Science & Technology: The Killing Fields of Great Britain ; Nitrogen Is Vital to Plant Growth, but Too Much of It Is Being Pumped on to Our Farmland. the Effect on Biodiversity Will Be Catastrophic. Steve Connor Reports
Connor, Steve, The Independent (London, England)
Sometimes it is possible to have too much of a good thing. This seems to be true when it comes to nitrogen fertiliser, which has now been linked to a depletion in the diversity of wild plants and flowers growing in the British countryside. Scientists have discovered that the man-made increase in nitrogen compounds over the past century is leaving an indelible mark in the lowering of the biological richness of the natural landscape. Some species are being strangled in an overfertilised environment.

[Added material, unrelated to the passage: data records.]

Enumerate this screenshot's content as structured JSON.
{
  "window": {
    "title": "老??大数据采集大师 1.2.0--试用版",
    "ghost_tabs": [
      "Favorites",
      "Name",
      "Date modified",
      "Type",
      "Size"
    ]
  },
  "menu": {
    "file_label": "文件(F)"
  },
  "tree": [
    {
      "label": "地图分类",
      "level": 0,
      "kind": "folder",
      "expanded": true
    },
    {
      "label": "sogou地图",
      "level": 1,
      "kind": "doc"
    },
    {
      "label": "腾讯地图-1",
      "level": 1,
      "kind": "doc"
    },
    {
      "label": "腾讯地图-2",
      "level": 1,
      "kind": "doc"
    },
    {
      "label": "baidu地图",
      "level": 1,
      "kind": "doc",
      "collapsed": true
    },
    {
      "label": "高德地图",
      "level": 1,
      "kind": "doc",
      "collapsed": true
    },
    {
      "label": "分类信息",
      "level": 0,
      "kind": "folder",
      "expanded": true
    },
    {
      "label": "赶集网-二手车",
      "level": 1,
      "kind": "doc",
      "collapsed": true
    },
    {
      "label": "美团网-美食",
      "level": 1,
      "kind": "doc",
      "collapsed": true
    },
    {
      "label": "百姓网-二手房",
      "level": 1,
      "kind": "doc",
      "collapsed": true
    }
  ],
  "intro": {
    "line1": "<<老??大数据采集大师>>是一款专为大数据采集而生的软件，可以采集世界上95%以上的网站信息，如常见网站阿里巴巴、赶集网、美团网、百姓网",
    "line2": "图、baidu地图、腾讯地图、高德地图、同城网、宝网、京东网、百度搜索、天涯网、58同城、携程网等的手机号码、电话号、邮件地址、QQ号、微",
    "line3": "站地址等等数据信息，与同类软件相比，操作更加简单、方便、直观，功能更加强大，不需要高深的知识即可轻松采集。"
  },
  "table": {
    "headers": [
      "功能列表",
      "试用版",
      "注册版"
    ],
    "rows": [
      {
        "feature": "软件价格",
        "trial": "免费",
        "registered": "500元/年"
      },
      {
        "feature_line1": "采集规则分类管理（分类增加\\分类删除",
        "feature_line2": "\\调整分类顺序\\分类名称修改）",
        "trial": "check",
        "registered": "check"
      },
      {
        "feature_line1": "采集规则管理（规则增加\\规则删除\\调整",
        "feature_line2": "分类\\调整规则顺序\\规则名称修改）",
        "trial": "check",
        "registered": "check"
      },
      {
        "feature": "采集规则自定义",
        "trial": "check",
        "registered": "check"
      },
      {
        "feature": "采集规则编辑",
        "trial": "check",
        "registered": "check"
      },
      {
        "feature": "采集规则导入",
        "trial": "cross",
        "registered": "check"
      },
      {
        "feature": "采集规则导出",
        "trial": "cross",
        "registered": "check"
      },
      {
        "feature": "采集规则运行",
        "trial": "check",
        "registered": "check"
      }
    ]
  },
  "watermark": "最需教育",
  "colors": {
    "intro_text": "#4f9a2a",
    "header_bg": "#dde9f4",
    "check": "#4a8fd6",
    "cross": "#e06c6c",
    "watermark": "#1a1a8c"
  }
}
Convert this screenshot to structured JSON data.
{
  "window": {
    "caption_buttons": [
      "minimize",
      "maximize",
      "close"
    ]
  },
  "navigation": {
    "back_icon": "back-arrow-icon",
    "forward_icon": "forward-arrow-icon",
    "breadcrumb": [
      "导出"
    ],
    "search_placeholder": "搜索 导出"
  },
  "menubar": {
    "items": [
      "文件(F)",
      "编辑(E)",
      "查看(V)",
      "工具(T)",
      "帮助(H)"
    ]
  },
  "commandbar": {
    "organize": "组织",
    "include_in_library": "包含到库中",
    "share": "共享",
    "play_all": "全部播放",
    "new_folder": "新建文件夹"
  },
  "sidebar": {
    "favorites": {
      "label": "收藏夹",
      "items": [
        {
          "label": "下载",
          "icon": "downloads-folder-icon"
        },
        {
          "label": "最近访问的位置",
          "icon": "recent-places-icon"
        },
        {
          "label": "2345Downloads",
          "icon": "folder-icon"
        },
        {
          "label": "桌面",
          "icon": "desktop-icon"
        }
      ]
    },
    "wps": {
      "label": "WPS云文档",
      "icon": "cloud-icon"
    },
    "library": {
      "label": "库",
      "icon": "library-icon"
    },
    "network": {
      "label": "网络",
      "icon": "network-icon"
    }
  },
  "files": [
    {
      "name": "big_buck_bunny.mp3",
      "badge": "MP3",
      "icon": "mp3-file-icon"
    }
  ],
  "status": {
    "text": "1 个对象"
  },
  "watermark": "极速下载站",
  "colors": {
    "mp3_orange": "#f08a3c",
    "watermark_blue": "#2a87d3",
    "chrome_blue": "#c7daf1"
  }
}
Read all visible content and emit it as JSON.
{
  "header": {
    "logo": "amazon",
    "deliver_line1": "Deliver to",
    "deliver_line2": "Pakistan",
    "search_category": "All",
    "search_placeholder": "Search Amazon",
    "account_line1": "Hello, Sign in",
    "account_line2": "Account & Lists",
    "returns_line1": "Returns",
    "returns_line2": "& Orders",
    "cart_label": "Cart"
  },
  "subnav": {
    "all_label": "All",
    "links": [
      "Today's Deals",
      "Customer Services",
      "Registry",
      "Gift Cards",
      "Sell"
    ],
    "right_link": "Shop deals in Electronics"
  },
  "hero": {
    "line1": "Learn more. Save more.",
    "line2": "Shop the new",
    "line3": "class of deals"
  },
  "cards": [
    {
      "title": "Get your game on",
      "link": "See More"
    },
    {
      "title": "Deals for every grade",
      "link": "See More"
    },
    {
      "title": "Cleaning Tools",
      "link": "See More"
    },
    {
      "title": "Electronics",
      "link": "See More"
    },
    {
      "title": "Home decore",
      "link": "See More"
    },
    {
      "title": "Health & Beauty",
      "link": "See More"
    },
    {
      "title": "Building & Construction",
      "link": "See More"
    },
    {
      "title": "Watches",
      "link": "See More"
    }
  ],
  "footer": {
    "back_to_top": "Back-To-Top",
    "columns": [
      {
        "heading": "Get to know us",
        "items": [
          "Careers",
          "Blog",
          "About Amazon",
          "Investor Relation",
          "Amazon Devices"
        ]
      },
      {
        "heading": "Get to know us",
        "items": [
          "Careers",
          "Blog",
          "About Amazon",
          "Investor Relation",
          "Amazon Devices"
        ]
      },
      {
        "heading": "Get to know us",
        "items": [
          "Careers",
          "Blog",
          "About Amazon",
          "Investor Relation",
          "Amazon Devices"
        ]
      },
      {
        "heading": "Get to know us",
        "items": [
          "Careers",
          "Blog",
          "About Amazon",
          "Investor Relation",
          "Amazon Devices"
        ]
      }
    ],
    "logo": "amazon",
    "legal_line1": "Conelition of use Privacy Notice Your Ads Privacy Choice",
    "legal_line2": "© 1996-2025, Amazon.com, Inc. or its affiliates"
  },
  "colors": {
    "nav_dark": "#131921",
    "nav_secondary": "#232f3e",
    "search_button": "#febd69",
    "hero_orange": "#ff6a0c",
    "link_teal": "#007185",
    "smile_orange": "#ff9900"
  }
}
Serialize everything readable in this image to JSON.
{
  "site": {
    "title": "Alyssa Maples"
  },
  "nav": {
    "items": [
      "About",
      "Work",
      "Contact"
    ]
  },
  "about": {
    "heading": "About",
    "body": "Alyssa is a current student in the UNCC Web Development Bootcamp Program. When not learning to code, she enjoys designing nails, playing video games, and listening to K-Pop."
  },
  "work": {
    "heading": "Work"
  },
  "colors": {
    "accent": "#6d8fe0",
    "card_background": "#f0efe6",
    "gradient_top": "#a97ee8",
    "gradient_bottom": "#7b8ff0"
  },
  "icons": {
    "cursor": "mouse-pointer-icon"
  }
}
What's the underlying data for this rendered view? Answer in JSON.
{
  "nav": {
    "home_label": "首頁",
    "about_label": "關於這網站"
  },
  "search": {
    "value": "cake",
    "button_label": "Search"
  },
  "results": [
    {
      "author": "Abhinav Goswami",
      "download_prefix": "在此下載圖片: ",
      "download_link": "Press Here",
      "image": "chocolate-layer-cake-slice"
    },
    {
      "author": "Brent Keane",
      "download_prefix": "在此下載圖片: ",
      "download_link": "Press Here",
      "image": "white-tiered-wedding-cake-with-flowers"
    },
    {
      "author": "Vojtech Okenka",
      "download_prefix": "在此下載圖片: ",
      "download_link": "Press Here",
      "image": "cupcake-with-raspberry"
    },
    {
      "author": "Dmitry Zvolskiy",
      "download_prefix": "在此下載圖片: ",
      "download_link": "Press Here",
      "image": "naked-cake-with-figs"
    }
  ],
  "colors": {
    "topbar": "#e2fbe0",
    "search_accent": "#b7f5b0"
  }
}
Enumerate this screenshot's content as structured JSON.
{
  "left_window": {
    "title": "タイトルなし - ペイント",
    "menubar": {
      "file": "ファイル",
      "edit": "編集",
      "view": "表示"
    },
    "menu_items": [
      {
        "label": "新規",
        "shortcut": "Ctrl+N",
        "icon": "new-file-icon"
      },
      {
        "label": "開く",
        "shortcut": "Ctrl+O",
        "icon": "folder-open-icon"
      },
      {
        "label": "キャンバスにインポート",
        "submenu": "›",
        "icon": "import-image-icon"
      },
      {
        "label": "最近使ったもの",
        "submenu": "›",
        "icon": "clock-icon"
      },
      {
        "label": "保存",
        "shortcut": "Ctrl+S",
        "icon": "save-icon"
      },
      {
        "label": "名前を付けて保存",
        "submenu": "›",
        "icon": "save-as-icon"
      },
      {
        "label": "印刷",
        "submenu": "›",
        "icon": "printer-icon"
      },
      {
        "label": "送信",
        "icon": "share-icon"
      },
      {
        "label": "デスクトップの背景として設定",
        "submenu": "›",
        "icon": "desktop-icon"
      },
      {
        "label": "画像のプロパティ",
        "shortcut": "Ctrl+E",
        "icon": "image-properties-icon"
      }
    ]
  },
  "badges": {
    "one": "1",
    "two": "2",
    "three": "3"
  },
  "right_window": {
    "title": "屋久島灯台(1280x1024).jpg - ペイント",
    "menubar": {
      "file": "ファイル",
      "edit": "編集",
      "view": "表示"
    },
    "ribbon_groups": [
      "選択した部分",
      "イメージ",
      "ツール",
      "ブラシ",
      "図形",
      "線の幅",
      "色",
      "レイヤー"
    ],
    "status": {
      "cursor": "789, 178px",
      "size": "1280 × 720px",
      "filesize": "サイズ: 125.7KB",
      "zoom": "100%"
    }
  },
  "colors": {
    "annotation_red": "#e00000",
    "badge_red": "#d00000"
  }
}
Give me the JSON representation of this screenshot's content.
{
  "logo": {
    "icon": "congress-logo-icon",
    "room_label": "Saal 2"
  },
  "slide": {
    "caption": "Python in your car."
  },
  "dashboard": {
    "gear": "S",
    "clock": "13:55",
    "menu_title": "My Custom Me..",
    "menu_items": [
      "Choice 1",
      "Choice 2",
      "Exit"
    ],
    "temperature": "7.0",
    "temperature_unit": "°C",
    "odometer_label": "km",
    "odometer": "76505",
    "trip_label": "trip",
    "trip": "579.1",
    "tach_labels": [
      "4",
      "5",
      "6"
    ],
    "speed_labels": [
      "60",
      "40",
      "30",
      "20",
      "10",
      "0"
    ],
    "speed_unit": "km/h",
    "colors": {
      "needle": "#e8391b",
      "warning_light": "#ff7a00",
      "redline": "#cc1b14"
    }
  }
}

Until the beginning of the 20th century, farmers struggled to get enough nitrogen fertiliser on to their fields. Sources of nitrogen- rich fertiliser included bird droppings - guano - from the South Pacific, saltpetre from the deserts of Chile as well as manure from farmyard animals. This changed with an industrial process invented in 1909 by the German chemists Fritz Haber and Carl Bosch who devised a way of converting the relatively inert nitrogen gas in the atmosphere into the more reactive ammonia.
Ordinary nitrogen gas - N2 - is of no use to plants, but being able to convert it into ammonia - NH3 - meant that it was then possible to make the ammonium salts that crops can use as a source of essential nitrogen. Ammonium nitrate (NH4NO3) for instance is now one of the principle sources of nitrogen fertiliser used by farmers. (It has also become infamous as the illicit ingredient of choice by terrorists who want to make a large bomb with a hefty explosive force.)
In nature, the conversion of atmospheric nitrogen into reactive nitrogen compounds such as ammonia or nitrates is largely carried out by bacteria. This recycling of nitrogen is essential for life. Scientists estimate that worldwide some 100 million tons of reactive nitrogen is produced, or recycled, each year by microbes living in the soil or the gut of herbivores. By comparison, human activity it estimated to produce about 160 million tons of reactive nitrogen, significantly more than the amount produced naturally.
If the current increase in the rate of production continues, by the end of the century scientists estimate that we will be producing anywhere between 250 million and 900 million tons of nitrogen through pollution from cars and factories and by the production of nitrogen compounds such as fertilisers.
The world is set to become even more awash with active nitrogen than it has been over the past century and the consequences could be dramatic.
It is now clear that adding nitrogen fertiliser to farmland leads to significant pollution of water courses, rivers, estuaries and coastlines. Scientists from the University of Virginia in Charlottesville, for instance, estimate that about half of the nitrogen spread on to American fields is not taken up by crops but washed away into rivers and water courses.
Excess nitrogen in the water environment causes the explosive growth of algal blooms which soak up dissolved oxygen and suffocate fish and other aquatic wildlife. The nitrogen runoff from the Mississippi river for example has caused a giant patch of algae covering 20,000 square kilometres to grow in the Gulf of Mexico.
But excess nitrogen is not just a problem for rivers, streams and the sea. Carly Stevens, an ecologist with the Open University, has just completed a major study of the impact of nitrogen on the countryside, funded by the Natural Environment Research Council. She and her colleagues looked at 68 grassland sites across Britain to investigate the impact of nitrogen pollution that is able to get into the air and "rain down" on even quite remote upland or island habitats.
This type of atmospheric nitrogen pollution comes in two forms, Stevens says. "These are nitrogen oxides that mainly come from burning fossil fuels and industrial processes and car-exhaust fumes. And the second form is ammonia, which mainly comes from intensive agriculture, especially intensively reared livestock. …